• Task to complete: Write out each line of the material again, word for word.

BEGIN Extracted data

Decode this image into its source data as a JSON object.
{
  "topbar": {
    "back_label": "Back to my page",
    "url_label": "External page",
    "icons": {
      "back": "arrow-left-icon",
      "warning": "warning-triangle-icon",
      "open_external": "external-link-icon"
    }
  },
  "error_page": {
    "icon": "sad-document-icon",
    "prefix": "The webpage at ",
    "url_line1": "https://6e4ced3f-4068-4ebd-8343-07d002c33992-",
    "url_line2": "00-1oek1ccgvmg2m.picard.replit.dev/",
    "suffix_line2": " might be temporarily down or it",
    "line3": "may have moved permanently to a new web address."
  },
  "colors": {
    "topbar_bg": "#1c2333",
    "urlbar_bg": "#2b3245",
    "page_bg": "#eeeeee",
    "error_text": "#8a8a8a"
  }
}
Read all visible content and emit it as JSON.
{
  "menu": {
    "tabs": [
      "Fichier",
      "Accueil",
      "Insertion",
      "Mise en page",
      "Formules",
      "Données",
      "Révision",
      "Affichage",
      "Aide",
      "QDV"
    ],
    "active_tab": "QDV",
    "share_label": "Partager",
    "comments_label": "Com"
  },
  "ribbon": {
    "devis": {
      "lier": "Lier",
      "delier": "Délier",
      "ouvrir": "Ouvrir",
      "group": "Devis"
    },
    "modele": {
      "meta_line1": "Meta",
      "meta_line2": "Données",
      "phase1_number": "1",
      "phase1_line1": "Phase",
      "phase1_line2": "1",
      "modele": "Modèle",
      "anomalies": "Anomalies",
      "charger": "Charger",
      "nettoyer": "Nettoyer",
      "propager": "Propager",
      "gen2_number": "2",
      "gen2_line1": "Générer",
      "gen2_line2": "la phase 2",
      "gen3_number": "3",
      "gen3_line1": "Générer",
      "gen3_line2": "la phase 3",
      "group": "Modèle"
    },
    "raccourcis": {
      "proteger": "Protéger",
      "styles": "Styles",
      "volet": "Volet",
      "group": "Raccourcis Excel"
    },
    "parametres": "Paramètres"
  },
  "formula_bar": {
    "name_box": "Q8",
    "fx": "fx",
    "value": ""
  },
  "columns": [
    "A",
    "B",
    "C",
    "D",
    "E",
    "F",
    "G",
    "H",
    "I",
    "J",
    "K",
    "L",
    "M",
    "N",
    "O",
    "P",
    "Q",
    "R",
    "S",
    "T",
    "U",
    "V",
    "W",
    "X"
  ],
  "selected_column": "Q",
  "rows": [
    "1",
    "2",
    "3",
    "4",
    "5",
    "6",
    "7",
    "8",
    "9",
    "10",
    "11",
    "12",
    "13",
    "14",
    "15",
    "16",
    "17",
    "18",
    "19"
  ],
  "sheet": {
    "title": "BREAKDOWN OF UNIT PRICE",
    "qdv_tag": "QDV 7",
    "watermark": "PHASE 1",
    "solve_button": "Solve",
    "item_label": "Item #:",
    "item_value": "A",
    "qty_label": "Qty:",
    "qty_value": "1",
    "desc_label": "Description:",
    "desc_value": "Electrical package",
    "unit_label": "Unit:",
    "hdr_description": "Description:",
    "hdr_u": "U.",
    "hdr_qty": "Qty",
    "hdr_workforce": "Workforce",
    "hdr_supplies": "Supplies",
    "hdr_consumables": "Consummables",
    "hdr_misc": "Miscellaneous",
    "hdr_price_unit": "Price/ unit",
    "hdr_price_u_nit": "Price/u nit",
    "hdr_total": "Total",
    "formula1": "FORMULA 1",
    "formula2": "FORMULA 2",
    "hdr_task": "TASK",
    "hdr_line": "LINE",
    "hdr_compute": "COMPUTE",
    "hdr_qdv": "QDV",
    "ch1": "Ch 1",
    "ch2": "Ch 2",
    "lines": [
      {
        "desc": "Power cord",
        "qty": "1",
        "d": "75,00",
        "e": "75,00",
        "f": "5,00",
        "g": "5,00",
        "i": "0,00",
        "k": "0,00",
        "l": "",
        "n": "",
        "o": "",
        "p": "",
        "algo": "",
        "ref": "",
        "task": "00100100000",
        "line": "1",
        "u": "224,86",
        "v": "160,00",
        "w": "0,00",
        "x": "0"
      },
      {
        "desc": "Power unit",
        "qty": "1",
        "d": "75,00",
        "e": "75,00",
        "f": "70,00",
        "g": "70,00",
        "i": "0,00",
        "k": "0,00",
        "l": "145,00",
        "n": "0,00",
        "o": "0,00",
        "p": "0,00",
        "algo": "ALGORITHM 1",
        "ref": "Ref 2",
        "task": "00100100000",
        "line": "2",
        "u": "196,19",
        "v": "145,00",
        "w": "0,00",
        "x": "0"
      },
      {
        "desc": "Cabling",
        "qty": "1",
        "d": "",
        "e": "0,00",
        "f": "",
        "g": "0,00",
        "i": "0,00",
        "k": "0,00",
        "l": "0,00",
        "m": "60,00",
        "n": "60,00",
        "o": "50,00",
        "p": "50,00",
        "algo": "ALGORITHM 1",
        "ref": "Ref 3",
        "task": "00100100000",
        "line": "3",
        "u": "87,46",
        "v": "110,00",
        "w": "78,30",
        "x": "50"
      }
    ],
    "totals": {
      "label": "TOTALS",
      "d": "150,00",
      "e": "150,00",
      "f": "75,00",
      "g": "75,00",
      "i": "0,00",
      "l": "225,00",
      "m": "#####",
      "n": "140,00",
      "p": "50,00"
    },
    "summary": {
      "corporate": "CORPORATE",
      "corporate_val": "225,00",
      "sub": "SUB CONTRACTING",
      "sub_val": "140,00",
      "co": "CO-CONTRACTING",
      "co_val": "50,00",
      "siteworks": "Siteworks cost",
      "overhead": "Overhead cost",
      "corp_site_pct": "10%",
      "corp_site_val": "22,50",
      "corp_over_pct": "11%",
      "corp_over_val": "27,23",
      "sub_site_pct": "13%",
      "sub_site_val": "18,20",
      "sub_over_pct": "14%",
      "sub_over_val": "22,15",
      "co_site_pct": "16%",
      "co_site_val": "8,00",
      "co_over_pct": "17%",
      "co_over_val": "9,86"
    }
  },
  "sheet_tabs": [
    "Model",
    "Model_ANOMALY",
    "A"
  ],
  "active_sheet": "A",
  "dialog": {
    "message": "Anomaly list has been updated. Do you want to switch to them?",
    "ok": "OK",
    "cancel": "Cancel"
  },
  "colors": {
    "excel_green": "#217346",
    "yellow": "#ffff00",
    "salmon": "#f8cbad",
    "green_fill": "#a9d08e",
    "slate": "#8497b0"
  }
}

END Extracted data

• Expected answer:
Decode this image into its source data as a JSON object.
{
  "topbar": {
    "back_label": "Back to my page",
    "url_label": "External page",
    "icons": {
      "back": "arrow-left-icon",
      "warning": "warning-triangle-icon",
      "open_external": "external-link-icon"
    }
  },
  "error_page": {
    "icon": "sad-document-icon",
    "prefix": "The webpage at ",
    "url_line1": "https://6e4ced3f-4068-4ebd-8343-07d002c33992-",
    "url_line2": "00-1oek1ccgvmg2m.picard.replit.dev/",
    "suffix_line2": " might be temporarily down or it",
    "line3": "may have moved permanently to a new web address."
  },
  "colors": {
    "topbar_bg": "#1c2333",
    "urlbar_bg": "#2b3245",
    "page_bg": "#eeeeee",
    "error_text": "#8a8a8a"
  }
}
Read all visible content and emit it as JSON.
{
  "menu": {
    "tabs": [
      "Fichier",
      "Accueil",
      "Insertion",
      "Mise en page",
      "Formules",
      "Données",
      "Révision",
      "Affichage",
      "Aide",
      "QDV"
    ],
    "active_tab": "QDV",
    "share_label": "Partager",
    "comments_label": "Com"
  },
  "ribbon": {
    "devis": {
      "lier": "Lier",
      "delier": "Délier",
      "ouvrir": "Ouvrir",
      "group": "Devis"
    },
    "modele": {
      "meta_line1": "Meta",
      "meta_line2": "Données",
      "phase1_number": "1",
      "phase1_line1": "Phase",
      "phase1_line2": "1",
      "modele": "Modèle",
      "anomalies": "Anomalies",
      "charger": "Charger",
      "nettoyer": "Nettoyer",
      "propager": "Propager",
      "gen2_number": "2",
      "gen2_line1": "Générer",
      "gen2_line2": "la phase 2",
      "gen3_number": "3",
      "gen3_line1": "Générer",
      "gen3_line2": "la phase 3",
      "group": "Modèle"
    },
    "raccourcis": {
      "proteger": "Protéger",
      "styles": "Styles",
      "volet": "Volet",
      "group": "Raccourcis Excel"
    },
    "parametres": "Paramètres"
  },
  "formula_bar": {
    "name_box": "Q8",
    "fx": "fx",
    "value": ""
  },
  "columns": [
    "A",
    "B",
    "C",
    "D",
    "E",
    "F",
    "G",
    "H",
    "I",
    "J",
    "K",
    "L",
    "M",
    "N",
    "O",
    "P",
    "Q",
    "R",
    "S",
    "T",
    "U",
    "V",
    "W",
    "X"
  ],
  "selected_column": "Q",
  "rows": [
    "1",
    "2",
    "3",
    "4",
    "5",
    "6",
    "7",
    "8",
    "9",
    "10",
    "11",
    "12",
    "13",
    "14",
    "15",
    "16",
    "17",
    "18",
    "19"
  ],
  "sheet": {
    "title": "BREAKDOWN OF UNIT PRICE",
    "qdv_tag": "QDV 7",
    "watermark": "PHASE 1",
    "solve_button": "Solve",
    "item_label": "Item #:",
    "item_value": "A",
    "qty_label": "Qty:",
    "qty_value": "1",
    "desc_label": "Description:",
    "desc_value": "Electrical package",
    "unit_label": "Unit:",
    "hdr_description": "Description:",
    "hdr_u": "U.",
    "hdr_qty": "Qty",
    "hdr_workforce": "Workforce",
    "hdr_supplies": "Supplies",
    "hdr_consumables": "Consummables",
    "hdr_misc": "Miscellaneous",
    "hdr_price_unit": "Price/ unit",
    "hdr_price_u_nit": "Price/u nit",
    "hdr_total": "Total",
    "formula1": "FORMULA 1",
    "formula2": "FORMULA 2",
    "hdr_task": "TASK",
    "hdr_line": "LINE",
    "hdr_compute": "COMPUTE",
    "hdr_qdv": "QDV",
    "ch1": "Ch 1",
    "ch2": "Ch 2",
    "lines": [
      {
        "desc": "Power cord",
        "qty": "1",
        "d": "75,00",
        "e": "75,00",
        "f": "5,00",
        "g": "5,00",
        "i": "0,00",
        "k": "0,00",
        "l": "",
        "n": "",
        "o": "",
        "p": "",
        "algo": "",
        "ref": "",
        "task": "00100100000",
        "line": "1",
        "u": "224,86",
        "v": "160,00",
        "w": "0,00",
        "x": "0"
      },
      {
        "desc": "Power unit",
        "qty": "1",
        "d": "75,00",
        "e": "75,00",
        "f": "70,00",
        "g": "70,00",
        "i": "0,00",
        "k": "0,00",
        "l": "145,00",
        "n": "0,00",
        "o": "0,00",
        "p": "0,00",
        "algo": "ALGORITHM 1",
        "ref": "Ref 2",
        "task": "00100100000",
        "line": "2",
        "u": "196,19",
        "v": "145,00",
        "w": "0,00",
        "x": "0"
      },
      {
        "desc": "Cabling",
        "qty": "1",
        "d": "",
        "e": "0,00",
        "f": "",
        "g": "0,00",
        "i": "0,00",
        "k": "0,00",
        "l": "0,00",
        "m": "60,00",
        "n": "60,00",
        "o": "50,00",
        "p": "50,00",
        "algo": "ALGORITHM 1",
        "ref": "Ref 3",
        "task": "00100100000",
        "line": "3",
        "u": "87,46",
        "v": "110,00",
        "w": "78,30",
        "x": "50"
      }
    ],
    "totals": {
      "label": "TOTALS",
      "d": "150,00",
      "e": "150,00",
      "f": "75,00",
      "g": "75,00",
      "i": "0,00",
      "l": "225,00",
      "m": "#####",
      "n": "140,00",
      "p": "50,00"
    },
    "summary": {
      "corporate": "CORPORATE",
      "corporate_val": "225,00",
      "sub": "SUB CONTRACTING",
      "sub_val": "140,00",
      "co": "CO-CONTRACTING",
      "co_val": "50,00",
      "siteworks": "Siteworks cost",
      "overhead": "Overhead cost",
      "corp_site_pct": "10%",
      "corp_site_val": "22,50",
      "corp_over_pct": "11%",
      "corp_over_val": "27,23",
      "sub_site_pct": "13%",
      "sub_site_val": "18,20",
      "sub_over_pct": "14%",
      "sub_over_val": "22,15",
      "co_site_pct": "16%",
      "co_site_val": "8,00",
      "co_over_pct": "17%",
      "co_over_val": "9,86"
    }
  },
  "sheet_tabs": [
    "Model",
    "Model_ANOMALY",
    "A"
  ],
  "active_sheet": "A",
  "dialog": {
    "message": "Anomaly list has been updated. Do you want to switch to them?",
    "ok": "OK",
    "cancel": "Cancel"
  },
  "colors": {
    "excel_green": "#217346",
    "yellow": "#ffff00",
    "salmon": "#f8cbad",
    "green_fill": "#a9d08e",
    "slate": "#8497b0"
  }
}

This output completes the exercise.